• _Work order_
The lines below should be written out again in full, exactly as they are.

• _Extracted material_
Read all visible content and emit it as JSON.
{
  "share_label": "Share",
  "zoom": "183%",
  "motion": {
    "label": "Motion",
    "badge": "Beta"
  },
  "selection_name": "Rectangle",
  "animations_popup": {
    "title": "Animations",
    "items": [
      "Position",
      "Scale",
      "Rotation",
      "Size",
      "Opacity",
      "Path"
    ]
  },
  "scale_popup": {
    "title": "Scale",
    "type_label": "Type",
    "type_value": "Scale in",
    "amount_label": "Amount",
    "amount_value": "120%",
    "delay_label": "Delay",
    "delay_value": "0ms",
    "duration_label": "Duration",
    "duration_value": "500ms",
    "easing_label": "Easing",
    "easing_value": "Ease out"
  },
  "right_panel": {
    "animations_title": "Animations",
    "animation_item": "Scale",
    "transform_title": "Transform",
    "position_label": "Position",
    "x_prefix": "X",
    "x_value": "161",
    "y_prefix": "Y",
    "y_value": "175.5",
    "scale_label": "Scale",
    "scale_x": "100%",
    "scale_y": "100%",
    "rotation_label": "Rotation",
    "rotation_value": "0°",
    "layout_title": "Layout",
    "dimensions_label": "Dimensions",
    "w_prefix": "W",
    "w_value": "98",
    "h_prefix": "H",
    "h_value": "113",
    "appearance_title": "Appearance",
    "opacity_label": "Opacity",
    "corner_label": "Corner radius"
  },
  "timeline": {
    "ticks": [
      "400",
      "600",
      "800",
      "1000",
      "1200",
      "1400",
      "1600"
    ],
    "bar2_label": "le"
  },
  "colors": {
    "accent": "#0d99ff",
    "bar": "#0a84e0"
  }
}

• _Exercise result_
Read all visible content and emit it as JSON.
{
  "share_label": "Share",
  "zoom": "183%",
  "motion": {
    "label": "Motion",
    "badge": "Beta"
  },
  "selection_name": "Rectangle",
  "animations_popup": {
    "title": "Animations",
    "items": [
      "Position",
      "Scale",
      "Rotation",
      "Size",
      "Opacity",
      "Path"
    ]
  },
  "scale_popup": {
    "title": "Scale",
    "type_label": "Type",
    "type_value": "Scale in",
    "amount_label": "Amount",
    "amount_value": "120%",
    "delay_label": "Delay",
    "delay_value": "0ms",
    "duration_label": "Duration",
    "duration_value": "500ms",
    "easing_label": "Easing",
    "easing_value": "Ease out"
  },
  "right_panel": {
    "animations_title": "Animations",
    "animation_item": "Scale",
    "transform_title": "Transform",
    "position_label": "Position",
    "x_prefix": "X",
    "x_value": "161",
    "y_prefix": "Y",
    "y_value": "175.5",
    "scale_label": "Scale",
    "scale_x": "100%",
    "scale_y": "100%",
    "rotation_label": "Rotation",
    "rotation_value": "0°",
    "layout_title": "Layout",
    "dimensions_label": "Dimensions",
    "w_prefix": "W",
    "w_value": "98",
    "h_prefix": "H",
    "h_value": "113",
    "appearance_title": "Appearance",
    "opacity_label": "Opacity",
    "corner_label": "Corner radius"
  },
  "timeline": {
    "ticks": [
      "400",
      "600",
      "800",
      "1000",
      "1200",
      "1400",
      "1600"
    ],
    "bar2_label": "le"
  },
  "colors": {
    "accent": "#0d99ff",
    "bar": "#0a84e0"
  }
}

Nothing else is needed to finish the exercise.